1. ITV Report

"The smells of Easter" - A message from the Bishop of Durham

The Right Revd Paul Butler, Bishop of Durham has issued an Easter message talking about the smells of Easter, those that remind us of people, places and events.

Right Revd Paul Butler, Bishop of Durham Credit: THE CHURCH OF ENGLAND DIOCESE OF DURHAM

'It smells wonderful' were the words uttered as the aroma of the Sunday roast hit us when we opened the front door.

It's horrible when we are so full of cold that we can't smell. Smell matters; aromas remind us of people, of places and of events. We like to smell nice. Our region used to be filled with the smells of coal and heavy industry alongside those of farming. There are smells that I associate with Easter.

I love the smell of the spices in Hot Cross Buns. Really good chocolate smells wonderful, as well as tasting good. And then for me there is the smell of scented oil poured on the heads of those I confirm at the dawn service in Durham Cathedral.

It is this last smell that takes me back into the Easter story itself. During his last few days Jesus spent the day in Jerusalem teaching but each evening he went out to stay with his friends in the village of Bethany. On one evening Mary, the sister of Martha and Lazarus did something that was unexpected, and which scandalised Jesus' disciples. She took a jar of expensive perfume and poured it out on Jesus head and feet. The whole house was filled with the aroma. It was like she had taken a whole large bottle of Chanel and in one go used the whole bottle. It was extravagant. It was an act of love. Whilst Jesus' disciples all thought about how the money it was worth could have been used to help the poor Jesus welcomed it as a love token ahead of his death. Somehow Mary, unlike almost everyone else, had some sense of the imminence of Jesus' death. Jesus interpreted it as his being anointed ready for burial.

The quantity was so great that it might be that as he hung on the Cross something of that aroma, now mixed with sweat, blood and dust, was still in his hair and still rising from his feet.

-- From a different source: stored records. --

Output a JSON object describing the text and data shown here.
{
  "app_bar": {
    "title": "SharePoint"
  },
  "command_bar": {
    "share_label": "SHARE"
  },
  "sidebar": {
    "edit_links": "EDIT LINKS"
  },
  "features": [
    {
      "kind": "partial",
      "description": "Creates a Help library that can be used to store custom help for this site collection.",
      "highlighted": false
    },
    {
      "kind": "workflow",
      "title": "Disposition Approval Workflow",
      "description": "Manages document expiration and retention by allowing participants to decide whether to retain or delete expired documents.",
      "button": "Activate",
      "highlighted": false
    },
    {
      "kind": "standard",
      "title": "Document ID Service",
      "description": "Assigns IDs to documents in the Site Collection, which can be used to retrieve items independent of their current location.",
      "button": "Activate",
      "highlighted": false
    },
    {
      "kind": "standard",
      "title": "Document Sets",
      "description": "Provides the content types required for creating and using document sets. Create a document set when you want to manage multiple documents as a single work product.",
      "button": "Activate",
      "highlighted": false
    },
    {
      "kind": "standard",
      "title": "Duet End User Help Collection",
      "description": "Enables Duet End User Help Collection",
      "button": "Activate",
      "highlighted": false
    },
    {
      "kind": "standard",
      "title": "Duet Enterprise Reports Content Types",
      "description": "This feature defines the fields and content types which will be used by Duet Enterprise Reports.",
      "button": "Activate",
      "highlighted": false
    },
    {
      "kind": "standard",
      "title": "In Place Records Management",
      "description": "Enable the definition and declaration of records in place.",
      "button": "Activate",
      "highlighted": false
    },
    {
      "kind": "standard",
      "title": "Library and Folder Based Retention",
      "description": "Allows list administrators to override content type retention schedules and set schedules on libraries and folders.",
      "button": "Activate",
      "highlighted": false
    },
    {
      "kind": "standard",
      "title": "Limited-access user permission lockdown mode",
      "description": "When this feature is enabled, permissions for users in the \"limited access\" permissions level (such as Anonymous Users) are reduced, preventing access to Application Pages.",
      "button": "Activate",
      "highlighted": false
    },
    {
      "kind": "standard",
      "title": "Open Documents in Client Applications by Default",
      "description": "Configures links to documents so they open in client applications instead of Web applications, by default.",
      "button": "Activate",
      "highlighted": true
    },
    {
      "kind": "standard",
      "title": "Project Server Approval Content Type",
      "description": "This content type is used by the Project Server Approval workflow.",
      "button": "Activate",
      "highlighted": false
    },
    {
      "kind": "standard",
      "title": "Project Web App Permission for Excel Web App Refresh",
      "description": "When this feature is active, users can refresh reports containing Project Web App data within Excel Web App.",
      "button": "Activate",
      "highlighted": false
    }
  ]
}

The aroma still spoke to him.

Jesus' burial had to be rushed at the end of the Friday. So as soon as the sabbath was over some of the women closest to Jesus went to the tomb carrying more anointing oil and spices ready to finish the burial rites. They wanted the body to smell good. This too was to be an act of love for the one who had taught them, led them, freed them, and forgiven them. The one in whom they had found life and hope had been taken but they were determined to pay their last respects well. They never got to use those oils and spices on Jesus' body for the body had gone. Jesus was risen.

Jesus' death, his giving up of his life for us all, is the most extravagant love gift the world has ever known. Like the perfume poured out he poured out his life in love for us all, to bring us back into friendship with God.

It is this extravagance of love that I reflect on this Easter. We all need to know that we are loved, loved extravagantly. We all need to be people who love extravagantly. In an era when we hear so much about austerity, about reducing and cutting we need to smell the joy and life of abundance, generosity and extravagance. Love which gives and gives and gives again. Love towards those in deepest need in our world, whether they be asylum seekers and refugees, the severely disabled, those caught up in violence or trapped in abusive relationships, we need to recover the place and value of generosity and extravagance. We need to smell the aroma of God's love and let it bring us to life.

– The Bishop of Durham